↓↓↓

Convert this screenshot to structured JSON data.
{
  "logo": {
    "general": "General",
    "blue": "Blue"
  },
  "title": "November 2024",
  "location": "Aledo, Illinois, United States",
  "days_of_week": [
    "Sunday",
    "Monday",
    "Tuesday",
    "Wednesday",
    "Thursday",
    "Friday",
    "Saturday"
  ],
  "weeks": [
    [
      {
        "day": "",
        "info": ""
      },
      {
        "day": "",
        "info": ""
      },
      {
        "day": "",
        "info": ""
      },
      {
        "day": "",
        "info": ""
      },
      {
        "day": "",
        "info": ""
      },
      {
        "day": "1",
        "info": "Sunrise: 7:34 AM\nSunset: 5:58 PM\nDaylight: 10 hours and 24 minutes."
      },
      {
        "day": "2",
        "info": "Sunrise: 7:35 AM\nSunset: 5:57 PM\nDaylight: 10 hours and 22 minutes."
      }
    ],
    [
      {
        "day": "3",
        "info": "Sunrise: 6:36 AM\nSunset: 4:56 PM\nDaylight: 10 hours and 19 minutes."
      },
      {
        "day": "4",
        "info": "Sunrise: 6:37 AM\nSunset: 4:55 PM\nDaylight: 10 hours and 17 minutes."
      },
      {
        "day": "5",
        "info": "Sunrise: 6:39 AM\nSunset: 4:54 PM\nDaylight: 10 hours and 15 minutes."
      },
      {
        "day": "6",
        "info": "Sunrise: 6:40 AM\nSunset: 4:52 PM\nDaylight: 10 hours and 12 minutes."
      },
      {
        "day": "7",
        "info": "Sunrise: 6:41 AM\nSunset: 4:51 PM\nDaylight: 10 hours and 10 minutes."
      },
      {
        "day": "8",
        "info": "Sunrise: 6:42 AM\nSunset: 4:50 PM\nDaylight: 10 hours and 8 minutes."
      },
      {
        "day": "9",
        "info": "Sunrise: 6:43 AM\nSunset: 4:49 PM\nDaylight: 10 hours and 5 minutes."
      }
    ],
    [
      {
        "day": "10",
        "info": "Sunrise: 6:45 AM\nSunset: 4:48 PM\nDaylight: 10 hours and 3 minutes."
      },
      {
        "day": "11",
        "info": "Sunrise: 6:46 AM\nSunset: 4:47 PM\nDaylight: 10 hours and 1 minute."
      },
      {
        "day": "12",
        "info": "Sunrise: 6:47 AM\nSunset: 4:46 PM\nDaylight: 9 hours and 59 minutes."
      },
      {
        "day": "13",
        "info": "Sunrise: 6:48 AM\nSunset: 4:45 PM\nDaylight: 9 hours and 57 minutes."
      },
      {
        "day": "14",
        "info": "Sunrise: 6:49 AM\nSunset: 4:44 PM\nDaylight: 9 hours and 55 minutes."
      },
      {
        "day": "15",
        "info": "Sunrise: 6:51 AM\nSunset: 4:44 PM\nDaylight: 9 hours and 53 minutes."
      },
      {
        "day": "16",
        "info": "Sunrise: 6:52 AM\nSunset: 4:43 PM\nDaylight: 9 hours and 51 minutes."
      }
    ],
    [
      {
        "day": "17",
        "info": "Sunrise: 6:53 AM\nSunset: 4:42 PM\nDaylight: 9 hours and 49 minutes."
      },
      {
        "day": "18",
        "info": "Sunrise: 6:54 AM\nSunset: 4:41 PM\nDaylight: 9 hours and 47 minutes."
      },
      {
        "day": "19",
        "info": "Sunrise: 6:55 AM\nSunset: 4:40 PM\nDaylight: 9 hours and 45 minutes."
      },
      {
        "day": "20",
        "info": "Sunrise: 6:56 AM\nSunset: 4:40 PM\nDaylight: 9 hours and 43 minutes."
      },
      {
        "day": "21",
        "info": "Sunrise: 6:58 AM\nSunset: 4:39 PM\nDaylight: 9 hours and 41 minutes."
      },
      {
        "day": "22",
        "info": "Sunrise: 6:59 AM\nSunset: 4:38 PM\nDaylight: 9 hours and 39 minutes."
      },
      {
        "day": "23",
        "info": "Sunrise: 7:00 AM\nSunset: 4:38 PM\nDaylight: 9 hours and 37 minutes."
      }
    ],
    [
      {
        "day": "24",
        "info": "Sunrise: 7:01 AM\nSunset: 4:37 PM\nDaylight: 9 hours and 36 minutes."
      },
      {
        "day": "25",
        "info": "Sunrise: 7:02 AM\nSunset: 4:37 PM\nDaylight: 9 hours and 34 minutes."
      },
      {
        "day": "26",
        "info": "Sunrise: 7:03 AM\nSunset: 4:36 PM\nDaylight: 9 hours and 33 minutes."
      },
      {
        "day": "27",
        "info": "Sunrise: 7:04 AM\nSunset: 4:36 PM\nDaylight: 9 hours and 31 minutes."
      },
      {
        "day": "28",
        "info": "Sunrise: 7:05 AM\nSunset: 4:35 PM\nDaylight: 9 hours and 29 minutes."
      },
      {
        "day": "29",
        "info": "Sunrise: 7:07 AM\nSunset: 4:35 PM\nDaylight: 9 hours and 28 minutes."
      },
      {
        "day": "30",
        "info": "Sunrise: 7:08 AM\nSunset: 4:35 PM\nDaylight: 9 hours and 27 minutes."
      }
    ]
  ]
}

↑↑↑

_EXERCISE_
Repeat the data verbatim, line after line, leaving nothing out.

_FINISHED EXERCISE_
Convert this screenshot to structured JSON data.
{
  "logo": {
    "general": "General",
    "blue": "Blue"
  },
  "title": "November 2024",
  "location": "Aledo, Illinois, United States",
  "days_of_week": [
    "Sunday",
    "Monday",
    "Tuesday",
    "Wednesday",
    "Thursday",
    "Friday",
    "Saturday"
  ],
  "weeks": [
    [
      {
        "day": "",
        "info": ""
      },
      {
        "day": "",
        "info": ""
      },
      {
        "day": "",
        "info": ""
      },
      {
        "day": "",
        "info": ""
      },
      {
        "day": "",
        "info": ""
      },
      {
        "day": "1",
        "info": "Sunrise: 7:34 AM\nSunset: 5:58 PM\nDaylight: 10 hours and 24 minutes."
      },
      {
        "day": "2",
        "info": "Sunrise: 7:35 AM\nSunset: 5:57 PM\nDaylight: 10 hours and 22 minutes."
      }
    ],
    [
      {
        "day": "3",
        "info": "Sunrise: 6:36 AM\nSunset: 4:56 PM\nDaylight: 10 hours and 19 minutes."
      },
      {
        "day": "4",
        "info": "Sunrise: 6:37 AM\nSunset: 4:55 PM\nDaylight: 10 hours and 17 minutes."
      },
      {
        "day": "5",
        "info": "Sunrise: 6:39 AM\nSunset: 4:54 PM\nDaylight: 10 hours and 15 minutes."
      },
      {
        "day": "6",
        "info": "Sunrise: 6:40 AM\nSunset: 4:52 PM\nDaylight: 10 hours and 12 minutes."
      },
      {
        "day": "7",
        "info": "Sunrise: 6:41 AM\nSunset: 4:51 PM\nDaylight: 10 hours and 10 minutes."
      },
      {
        "day": "8",
        "info": "Sunrise: 6:42 AM\nSunset: 4:50 PM\nDaylight: 10 hours and 8 minutes."
      },
      {
        "day": "9",
        "info": "Sunrise: 6:43 AM\nSunset: 4:49 PM\nDaylight: 10 hours and 5 minutes."
      }
    ],
    [
      {
        "day": "10",
        "info": "Sunrise: 6:45 AM\nSunset: 4:48 PM\nDaylight: 10 hours and 3 minutes."
      },
      {
        "day": "11",
        "info": "Sunrise: 6:46 AM\nSunset: 4:47 PM\nDaylight: 10 hours and 1 minute."
      },
      {
        "day": "12",
        "info": "Sunrise: 6:47 AM\nSunset: 4:46 PM\nDaylight: 9 hours and 59 minutes."
      },
      {
        "day": "13",
        "info": "Sunrise: 6:48 AM\nSunset: 4:45 PM\nDaylight: 9 hours and 57 minutes."
      },
      {
        "day": "14",
        "info": "Sunrise: 6:49 AM\nSunset: 4:44 PM\nDaylight: 9 hours and 55 minutes."
      },
      {
        "day": "15",
        "info": "Sunrise: 6:51 AM\nSunset: 4:44 PM\nDaylight: 9 hours and 53 minutes."
      },
      {
        "day": "16",
        "info": "Sunrise: 6:52 AM\nSunset: 4:43 PM\nDaylight: 9 hours and 51 minutes."
      }
    ],
    [
      {
        "day": "17",
        "info": "Sunrise: 6:53 AM\nSunset: 4:42 PM\nDaylight: 9 hours and 49 minutes."
      },
      {
        "day": "18",
        "info": "Sunrise: 6:54 AM\nSunset: 4:41 PM\nDaylight: 9 hours and 47 minutes."
      },
      {
        "day": "19",
        "info": "Sunrise: 6:55 AM\nSunset: 4:40 PM\nDaylight: 9 hours and 45 minutes."
      },
      {
        "day": "20",
        "info": "Sunrise: 6:56 AM\nSunset: 4:40 PM\nDaylight: 9 hours and 43 minutes."
      },
      {
        "day": "21",
        "info": "Sunrise: 6:58 AM\nSunset: 4:39 PM\nDaylight: 9 hours and 41 minutes."
      },
      {
        "day": "22",
        "info": "Sunrise: 6:59 AM\nSunset: 4:38 PM\nDaylight: 9 hours and 39 minutes."
      },
      {
        "day": "23",
        "info": "Sunrise: 7:00 AM\nSunset: 4:38 PM\nDaylight: 9 hours and 37 minutes."
      }
    ],
    [
      {
        "day": "24",
        "info": "Sunrise: 7:01 AM\nSunset: 4:37 PM\nDaylight: 9 hours and 36 minutes."
      },
      {
        "day": "25",
        "info": "Sunrise: 7:02 AM\nSunset: 4:37 PM\nDaylight: 9 hours and 34 minutes."
      },
      {
        "day": "26",
        "info": "Sunrise: 7:03 AM\nSunset: 4:36 PM\nDaylight: 9 hours and 33 minutes."
      },
      {
        "day": "27",
        "info": "Sunrise: 7:04 AM\nSunset: 4:36 PM\nDaylight: 9 hours and 31 minutes."
      },
      {
        "day": "28",
        "info": "Sunrise: 7:05 AM\nSunset: 4:35 PM\nDaylight: 9 hours and 29 minutes."
      },
      {
        "day": "29",
        "info": "Sunrise: 7:07 AM\nSunset: 4:35 PM\nDaylight: 9 hours and 28 minutes."
      },
      {
        "day": "30",
        "info": "Sunrise: 7:08 AM\nSunset: 4:35 PM\nDaylight: 9 hours and 27 minutes."
      }
    ]
  ]
}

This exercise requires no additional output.